It has been weeks since Charles Barkley said anything critical of the Miami Heat, but our long national nightmare is now over. The Round Mound of Rebound appeared on ESPN Radio's Waddle & Silvy Show on Wednesday and revived his favorite pastime: taking LeBron James down a peg.
Perhaps beating a dead horse is part of an exercise plan to complement his Weight Watchers endorsement program. Barkley is basically rehashing the same points he has made about James for the past year: James does not have the killer instinct necessary for true basketball greatness.
Asked about James' apparent disappearance while the Heat blew a 17-point lead in a loss to the Golden State Warriors on Tuesday night, Barkley said the problem was that James deferred to Dwyane Wade, who returned to the Heat line-up following a three-game absence.
"[James] went from scoring 30 points a game last week when Dwyane was out to when Dwyane came back, he stepped back a little bit," Barkley said.
"I tell people, LeBron James is a great, great player. But I think he's just one of those nice guys, 'Well Dwyane's back, I'm going to defer to him.'"
"My personal opinion is he just doesn't have an aggressive personality," he added.
"You saw when Dwyane was out, LeBron had like monster games. He almost averaged a triple-double." James sat out one of those three games with an injury of his own, but in the other two he averaged 32.5 points, 12 assists and 7.5 rebounds.
Not that a sample size of two games says anything about the difference when Wade is off the court. As often happens when the subject of James comes up, Barkley is cherry-picking statistics that confirm his own bias, rather than taking an objective look at the entire situation.
In the seven games in which both Wade and James have taken the floor this season, James averaged 28.9 points, 6.6 assists, and 8.1 rebounds. If that is disappointing to Barkley, then it is unlikely James could do anything at all to satisfy him.

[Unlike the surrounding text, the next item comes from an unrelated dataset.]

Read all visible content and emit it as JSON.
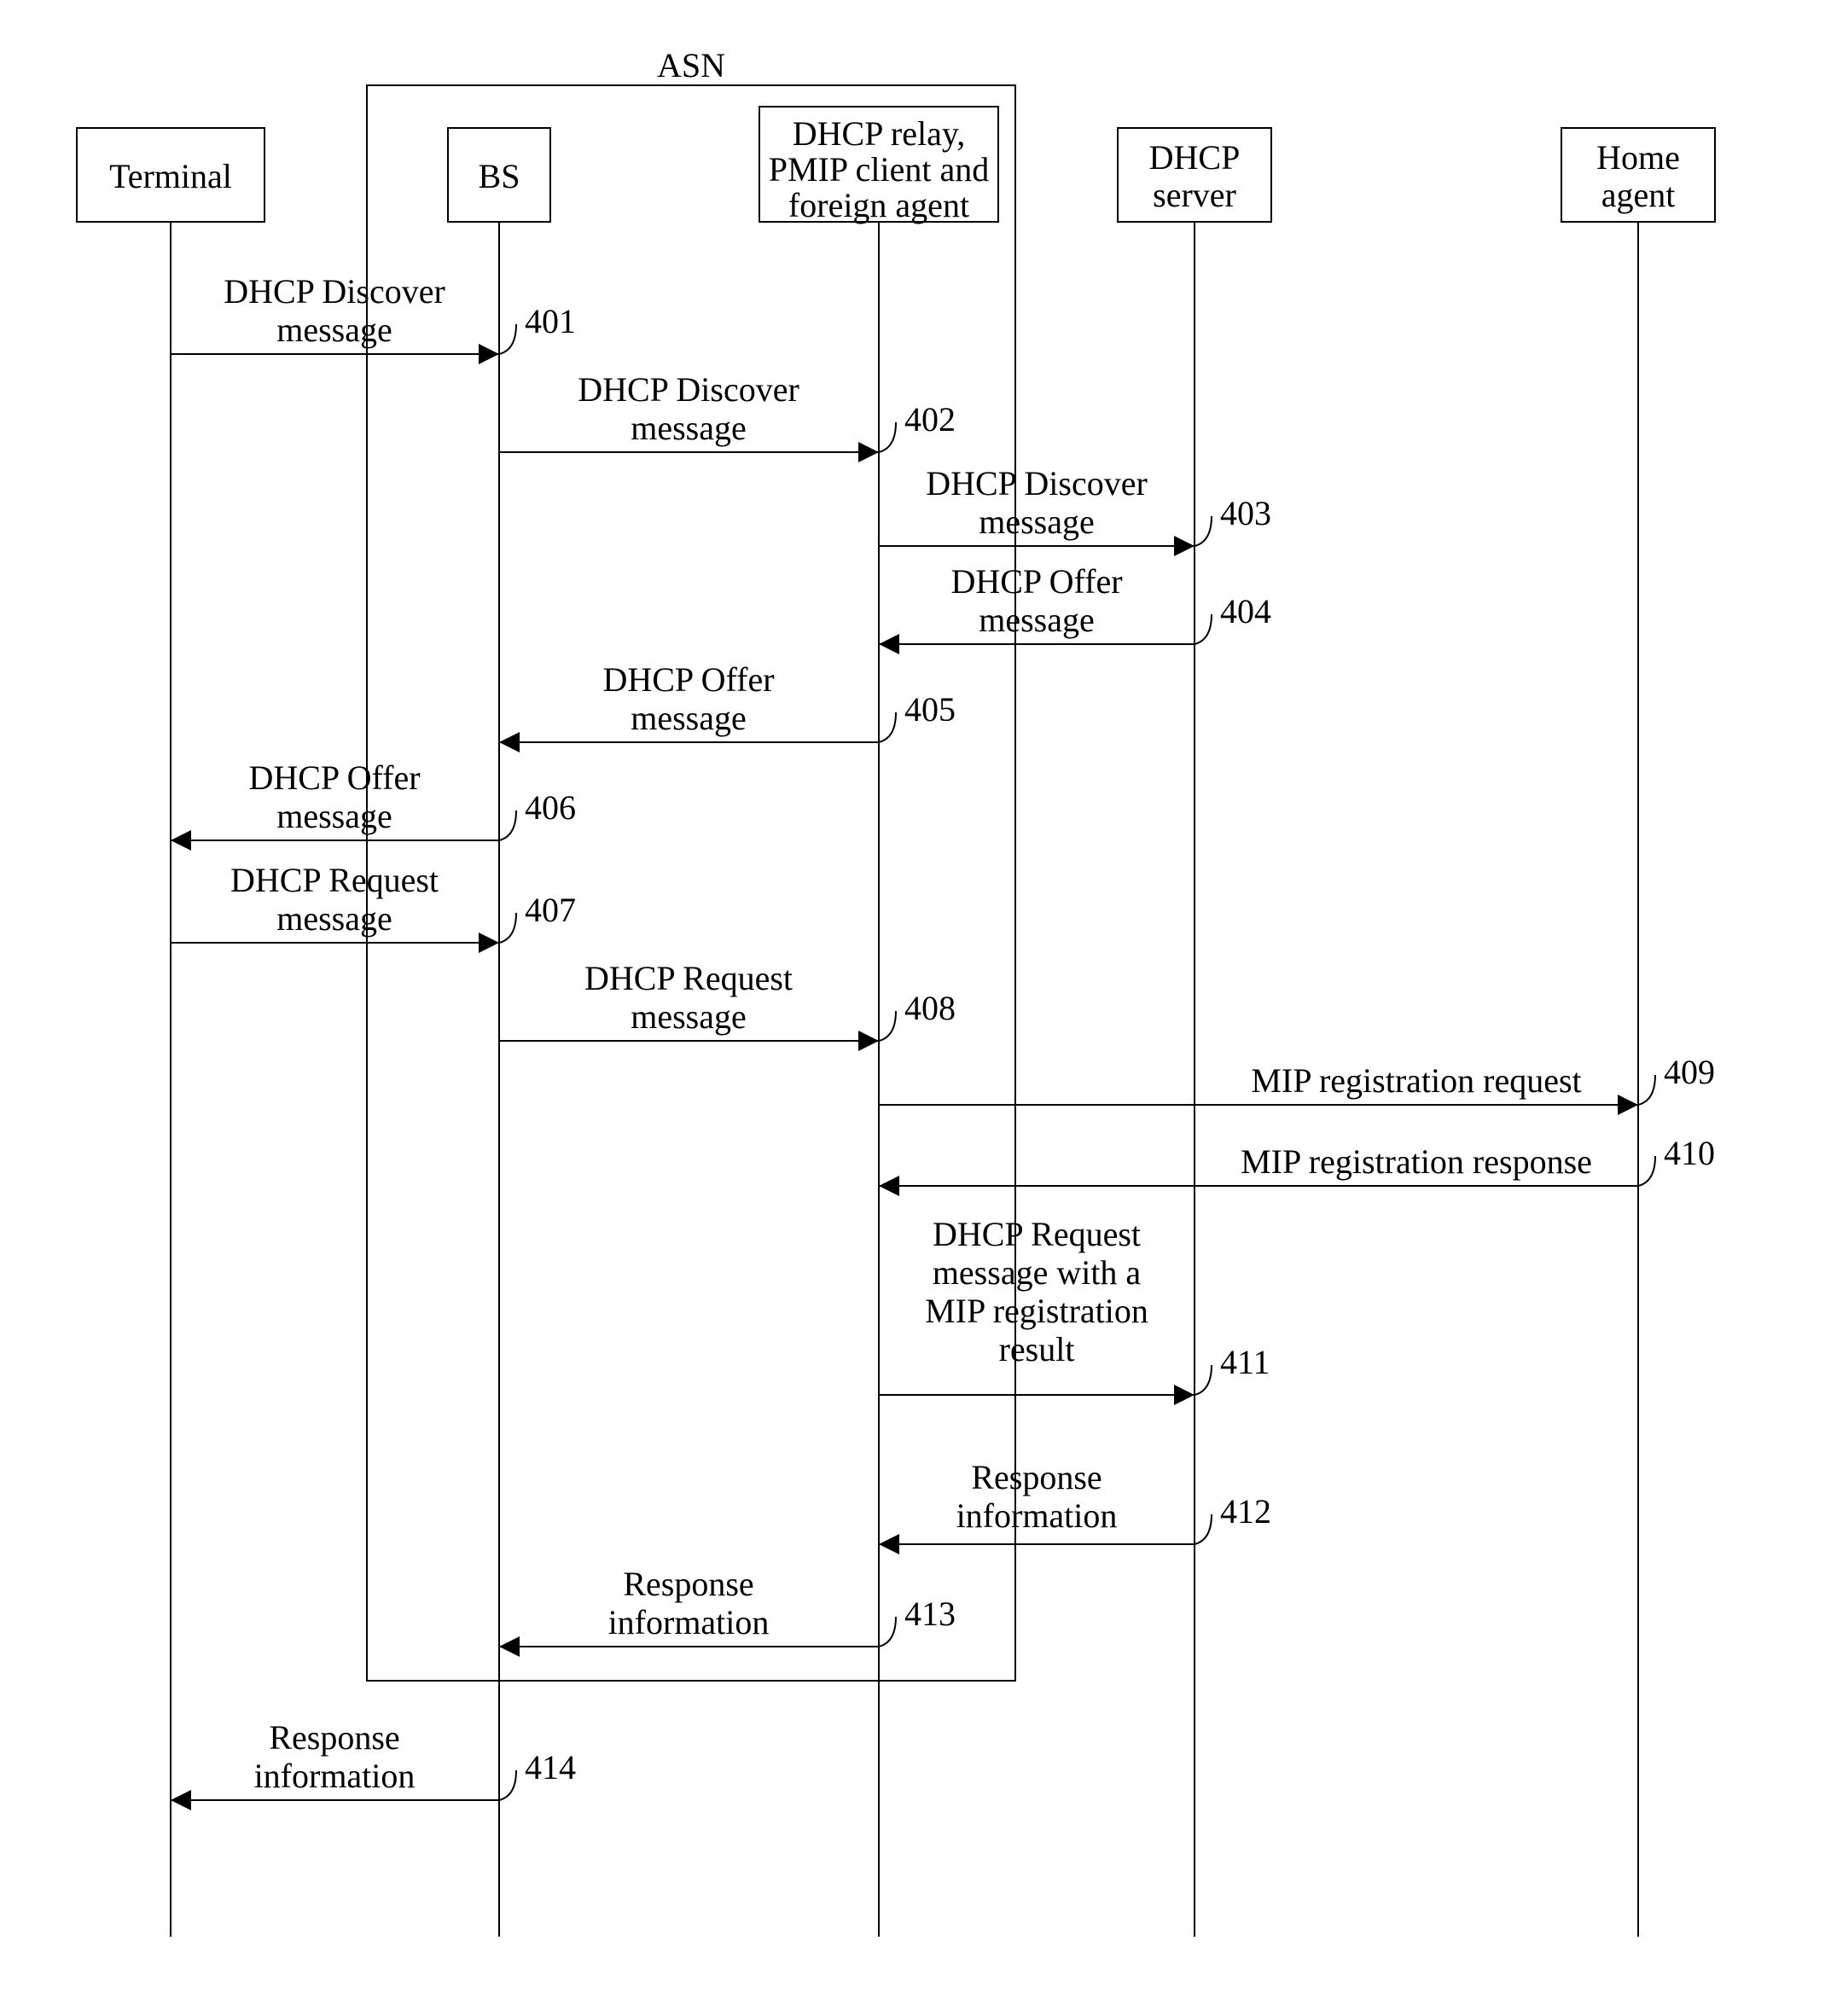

Besides, James' supposed disappearance in the fourth quarter of the Warriors loss (he did not attempt a single field goal in the fourth quarter, and only drew one foul) ignores a hugely important fact. On multiple occasions in the quarter, James had the ball on offense, drew a double- or triple-team, and made passes to wide-open teammates with a chance to score. On each play, the teammate failed to knock down the open shot.
If Udonis Haslem or Mario Chalmers had made just one of those open looks they had received as a result of James' attention, the Heat would have won and Barkley would not even be talking about James right now.
But those shots did not fall, and the blame somehow falls on James, yet again. Just because Barkley is talking about James again does not mean he needs to be taken seriously.